Data extracts:
+ + + + + + +

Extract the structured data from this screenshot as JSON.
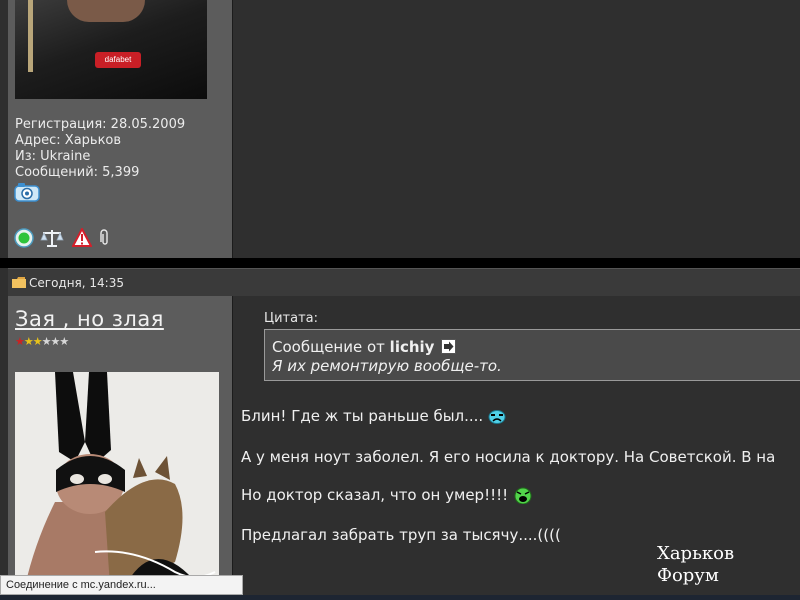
{
  "top_post": {
    "avatar_logo": "dafabet",
    "registration": "Регистрация: 28.05.2009",
    "address": "Адрес: Харьков",
    "from": "Из: Ukraine",
    "messages": "Сообщений: 5,399",
    "status_icons": [
      "camera-icon",
      "online-icon",
      "scales-icon",
      "warning-icon",
      "paperclip-icon"
    ]
  },
  "post": {
    "date": "Сегодня, 14:35",
    "username": "Зая , но злая",
    "rating": {
      "filled": 3,
      "total": 6
    },
    "quote": {
      "label": "Цитата:",
      "prefix": "Сообщение от ",
      "author": "lichiy",
      "text": "Я их ремонтирую вообще-то."
    },
    "lines": [
      "Блин! Где ж ты раньше был....",
      "А у меня ноут заболел. Я его носила к доктору. На Советской. В на",
      "Но доктор сказал, что он умер!!!!",
      "Предлагал забрать труп за тысячу....(((("
    ],
    "watermark": "Харьков Форум"
  },
  "status_bar": {
    "text": "Соединение с mc.yandex.ru..."
  },
  "colors": {
    "panel": "#5c5c5c",
    "background": "#2f2f2f",
    "text": "#f0f0f0",
    "star": "#e8c21a",
    "star_first": "#cc2222"
  }
}
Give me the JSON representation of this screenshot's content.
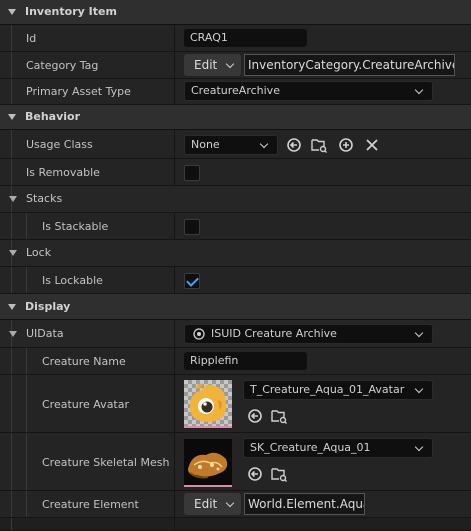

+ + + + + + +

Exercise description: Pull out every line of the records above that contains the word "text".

Output of the task:
      "text": "Я их ремонтирую вообще-то."
    "text": "Соединение с mc.yandex.ru..."
    "text": "#f0f0f0",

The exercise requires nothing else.